So if the flood hadn’t occurred, why was the meeting being moved? JP Morgan Chase didn’t offer any further comment on the subject, and NYSIA did not immediately return our call. But some of the emails recipients have begun to speculate that the meeting may have been moved because Blodget, who was accused of securities fraud in connection with his stock recommendations in the 1990s and was scheduled to speak at the monthly meeting, could be persona non grata at 270 Park Avenue.
“I’d wonder if maybe some high-up didn’t want Blodget around,” a person familiar with the situation told DealBreaker.
The meeting has been moved from one JP Morgan office to another, which might imply that it is a very particular group or person within JP Morgan who has declared the premises off-limits to Blodget. Although a variety of units within JP Morgan Chase are scattered throughout it’s various Park Avenue offices, the 270 Park is home to a large number of its traders while 277 Park is home to many investment bankers. So does some high level trader have a problem with Henry Blodget?
Our research couldn’t produce a credible account of who might be feuding to Blodget or why. Many in the securities industry, however, still resent what they see at Blodget’s role in besmirching their business. Blodget’s first book, The Wall Street Self-Defense Manual, did not paint Wall Street in a particularly flattering hue.
Neither Henry Blodget nor JP Morgan Chase could be reached for comment on this important question irresponsible speculation.

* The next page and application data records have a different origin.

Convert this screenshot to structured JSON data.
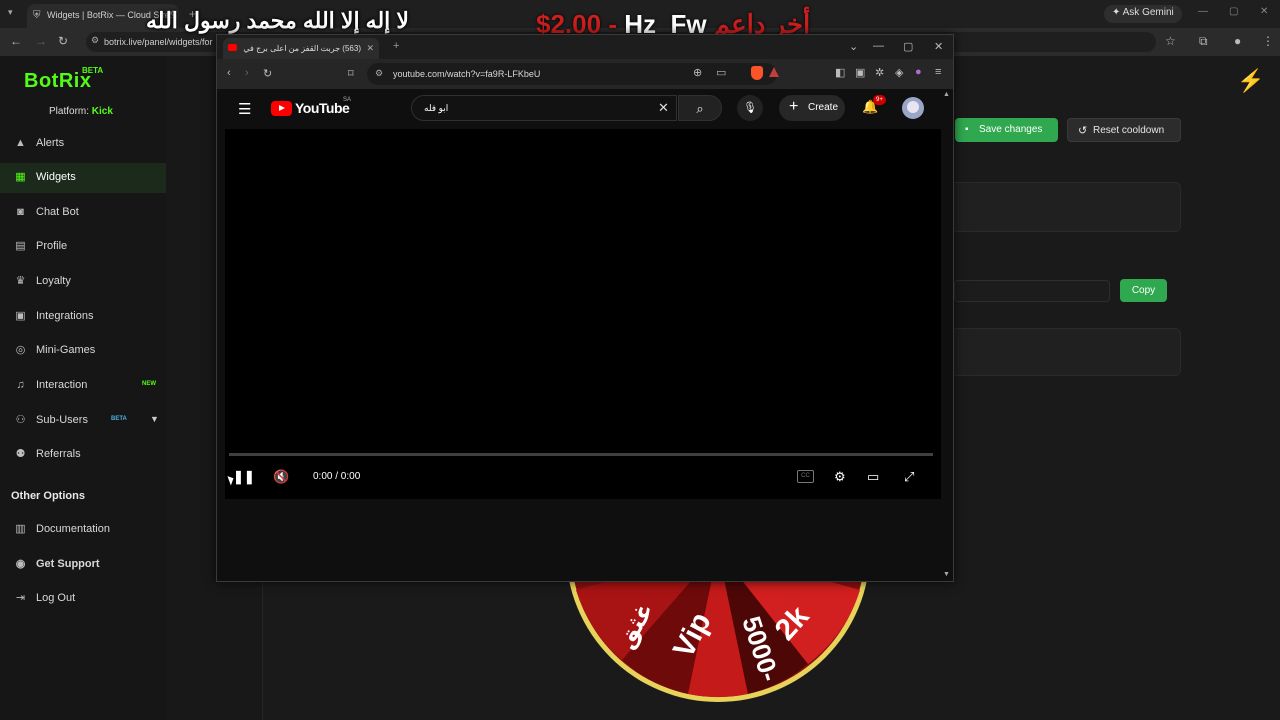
{
  "overlay": {
    "arabic_line": "لا إله إلا الله محمد رسول الله",
    "donation_amount": "$2.00",
    "donation_separator": "-",
    "donation_name": "Hz_Fw",
    "donation_label": "أخر داعم"
  },
  "chrome": {
    "tab_title": "Widgets | BotRix — Cloud Stre...",
    "url": "botrix.live/panel/widgets/for",
    "ask_gemini": "Ask Gemini"
  },
  "botrix": {
    "logo": "BotRix",
    "logo_badge": "BETA",
    "platform_label": "Platform:",
    "platform_value": "Kick",
    "nav": [
      {
        "label": "Alerts",
        "icon": "warning-icon"
      },
      {
        "label": "Widgets",
        "icon": "widgets-icon"
      },
      {
        "label": "Chat Bot",
        "icon": "chatbot-icon"
      },
      {
        "label": "Profile",
        "icon": "profile-icon"
      },
      {
        "label": "Loyalty",
        "icon": "trophy-icon"
      },
      {
        "label": "Integrations",
        "icon": "integrations-icon"
      },
      {
        "label": "Mini-Games",
        "icon": "gamepad-icon"
      },
      {
        "label": "Interaction",
        "icon": "music-icon",
        "badge": "NEW"
      },
      {
        "label": "Sub-Users",
        "icon": "users-icon",
        "badge": "BETA"
      },
      {
        "label": "Referrals",
        "icon": "referrals-icon"
      }
    ],
    "other_options_title": "Other Options",
    "other_nav": [
      {
        "label": "Documentation",
        "icon": "document-icon"
      },
      {
        "label": "Get Support",
        "icon": "support-icon"
      },
      {
        "label": "Log Out",
        "icon": "logout-icon"
      }
    ],
    "save_label": "Save changes",
    "reset_label": "Reset cooldown",
    "copy_label": "Copy",
    "accent": "#53fc18",
    "button_green": "#2fa84f",
    "wheel_segments": [
      "Vip",
      "5000-",
      "2k",
      "غثق"
    ]
  },
  "popup": {
    "tab_title": "(563) جربت القفز من اعلى برج في",
    "url": "youtube.com/watch?v=fa9R-LFKbeU",
    "youtube": {
      "logo_text": "YouTube",
      "region": "SA",
      "search_value": "ابو فله",
      "create_label": "Create",
      "notification_badge": "9+",
      "time": "0:00 / 0:00",
      "cc_label": "CC"
    }
  }
}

Latest Hedge Fund Rumor: Alopex Capital Shutting Down

Rumors are swirling that Alopex Capital, the equity volatility arbitrage hedege fund manager founded by ex-Goldman Sachs and Soros trader Peter Van Dooijeweert is shutting down. The Global Vega Fund (no relation to Vega Asset management) was apparently seeded by Tudor Investments in 2003 and in a document filed with the SEC in April 2006 the company listed only $226 million in assets under management –although people we spoke with list current assets significantly higher.
Looking for info from anyone who knows anything. Alopex could not be reached for comment.

–DealBreaker contributor A. Barber.

Pearls Of Wisdom From The ThinkBlog

“Investing in a buggy whip after Henry Ford created the Model T was not going to be fruitful no mater how good a buggy whip it was.”
Back to Basics (Part Three) – Potential [ThinkBlog]

  • 10 Dec 2007 at 11:00 AM
  • rumors

What’s Up With MBIA?

Shares of mortgage insurer MBIA are halted, news pending. The company is widely expected to announce it is raising new capital but rumors persist that it may be darker news. What are you hearing?
Update (thirty seconds later): Oh, never mind. They’ve announced. Warburg Pincus is buying a $1 billion stake.
Update (30 minutes later): Of course, there was darker news. Word of this investment comes with news of that the mortgage insurer faces significantly higher losses from a decline in the value of securities it guarantees. Here’s a link to the Bloomberg story.